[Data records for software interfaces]
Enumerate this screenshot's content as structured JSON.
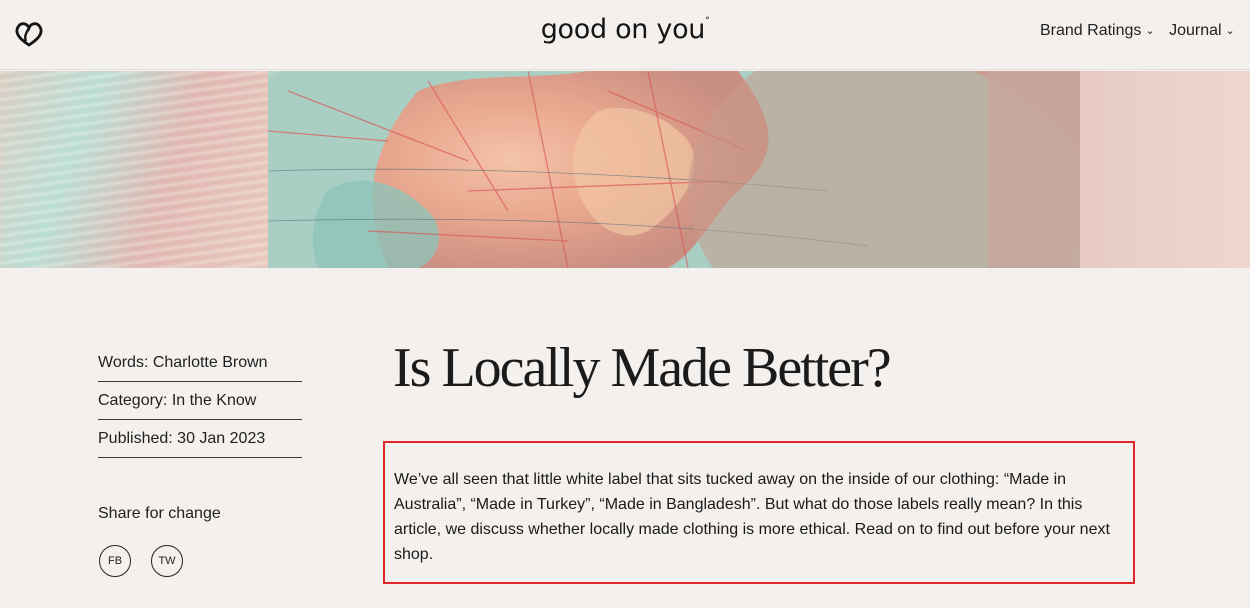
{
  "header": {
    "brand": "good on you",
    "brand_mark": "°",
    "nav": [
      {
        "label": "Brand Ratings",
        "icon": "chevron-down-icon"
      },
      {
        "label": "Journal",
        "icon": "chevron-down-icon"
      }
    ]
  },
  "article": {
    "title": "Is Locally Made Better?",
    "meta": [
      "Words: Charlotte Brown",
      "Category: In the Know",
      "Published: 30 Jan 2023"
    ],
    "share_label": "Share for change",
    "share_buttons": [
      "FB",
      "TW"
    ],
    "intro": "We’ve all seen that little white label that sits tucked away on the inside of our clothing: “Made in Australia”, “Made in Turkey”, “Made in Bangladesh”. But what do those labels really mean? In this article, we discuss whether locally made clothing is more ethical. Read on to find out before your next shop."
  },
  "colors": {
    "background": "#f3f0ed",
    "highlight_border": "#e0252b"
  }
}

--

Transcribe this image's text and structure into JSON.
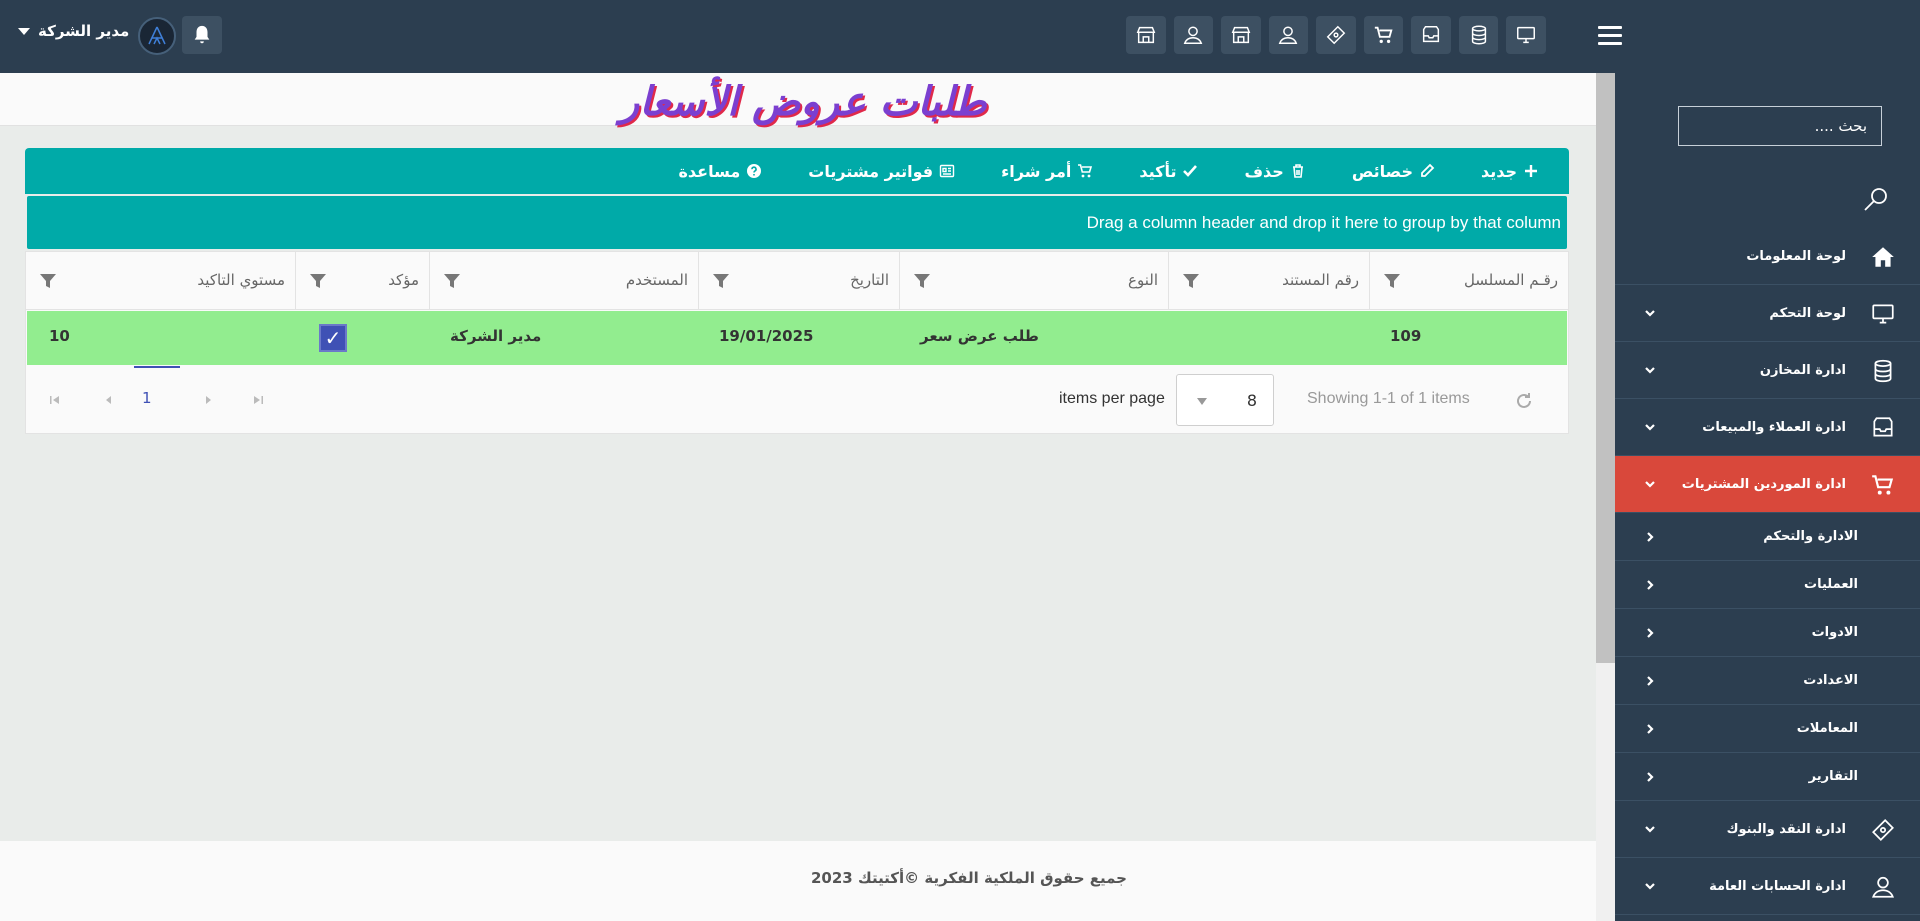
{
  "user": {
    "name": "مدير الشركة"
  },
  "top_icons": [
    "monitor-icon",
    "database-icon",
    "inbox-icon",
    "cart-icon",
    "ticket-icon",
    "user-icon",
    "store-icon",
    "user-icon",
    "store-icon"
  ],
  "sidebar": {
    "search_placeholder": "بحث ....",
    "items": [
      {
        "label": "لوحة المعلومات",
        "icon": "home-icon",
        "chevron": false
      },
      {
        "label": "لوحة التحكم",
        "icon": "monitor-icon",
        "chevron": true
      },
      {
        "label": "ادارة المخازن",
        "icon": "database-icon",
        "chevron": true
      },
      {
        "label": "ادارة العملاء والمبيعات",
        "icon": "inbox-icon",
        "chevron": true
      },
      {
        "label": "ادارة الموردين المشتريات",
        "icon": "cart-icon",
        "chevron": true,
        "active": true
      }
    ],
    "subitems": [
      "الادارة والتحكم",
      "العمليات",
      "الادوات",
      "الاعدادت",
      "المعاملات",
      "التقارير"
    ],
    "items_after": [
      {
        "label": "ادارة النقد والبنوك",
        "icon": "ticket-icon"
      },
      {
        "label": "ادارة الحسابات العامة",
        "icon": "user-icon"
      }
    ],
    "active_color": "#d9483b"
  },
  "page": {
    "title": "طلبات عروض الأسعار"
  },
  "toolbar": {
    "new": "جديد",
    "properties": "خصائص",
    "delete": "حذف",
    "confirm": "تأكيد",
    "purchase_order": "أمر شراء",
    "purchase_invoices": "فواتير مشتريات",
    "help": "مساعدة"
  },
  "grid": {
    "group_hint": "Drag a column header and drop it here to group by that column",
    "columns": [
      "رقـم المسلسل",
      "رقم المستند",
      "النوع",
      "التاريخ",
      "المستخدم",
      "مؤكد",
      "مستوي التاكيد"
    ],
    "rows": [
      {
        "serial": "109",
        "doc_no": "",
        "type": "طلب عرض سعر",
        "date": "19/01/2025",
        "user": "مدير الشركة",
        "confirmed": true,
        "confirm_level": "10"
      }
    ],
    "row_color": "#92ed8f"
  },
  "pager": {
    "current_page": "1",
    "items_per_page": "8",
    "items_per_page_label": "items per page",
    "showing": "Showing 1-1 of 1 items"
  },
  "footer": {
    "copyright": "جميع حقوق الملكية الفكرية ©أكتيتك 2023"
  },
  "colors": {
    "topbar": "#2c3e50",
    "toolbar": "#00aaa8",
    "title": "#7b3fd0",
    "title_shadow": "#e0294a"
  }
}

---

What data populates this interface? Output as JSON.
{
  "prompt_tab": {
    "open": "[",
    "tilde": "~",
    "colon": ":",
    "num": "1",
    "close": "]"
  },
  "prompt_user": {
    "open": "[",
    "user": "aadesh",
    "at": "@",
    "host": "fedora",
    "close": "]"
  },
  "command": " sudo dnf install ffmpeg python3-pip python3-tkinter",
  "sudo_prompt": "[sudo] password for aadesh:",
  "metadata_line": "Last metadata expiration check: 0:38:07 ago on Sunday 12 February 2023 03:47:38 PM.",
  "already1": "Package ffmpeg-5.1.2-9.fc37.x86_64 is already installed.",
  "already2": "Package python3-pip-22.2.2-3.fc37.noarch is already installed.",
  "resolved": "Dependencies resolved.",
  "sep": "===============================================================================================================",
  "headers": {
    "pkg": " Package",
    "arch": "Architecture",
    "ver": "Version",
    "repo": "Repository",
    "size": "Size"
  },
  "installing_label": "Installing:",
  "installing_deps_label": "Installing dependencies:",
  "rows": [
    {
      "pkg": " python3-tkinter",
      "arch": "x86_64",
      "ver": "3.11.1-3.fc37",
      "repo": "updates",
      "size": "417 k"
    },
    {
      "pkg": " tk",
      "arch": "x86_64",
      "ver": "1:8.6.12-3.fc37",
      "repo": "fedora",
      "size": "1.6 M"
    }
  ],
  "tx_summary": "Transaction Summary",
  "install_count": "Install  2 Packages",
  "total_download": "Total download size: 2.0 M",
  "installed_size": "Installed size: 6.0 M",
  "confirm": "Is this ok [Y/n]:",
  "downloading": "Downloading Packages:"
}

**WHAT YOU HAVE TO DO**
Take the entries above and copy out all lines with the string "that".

**ANSWER TO THIS EXERCISE**
    "intro": "We’ve all seen that little white label that sits tucked away on the inside of our clothing: “Made in Australia”, “Made in Turkey”, “Made in Bangladesh”. But what do those labels really mean? In this article, we discuss whether locally made clothing is more ethical. Read on to find out before your next shop."
    "group_hint": "Drag a column header and drop it here to group by that column",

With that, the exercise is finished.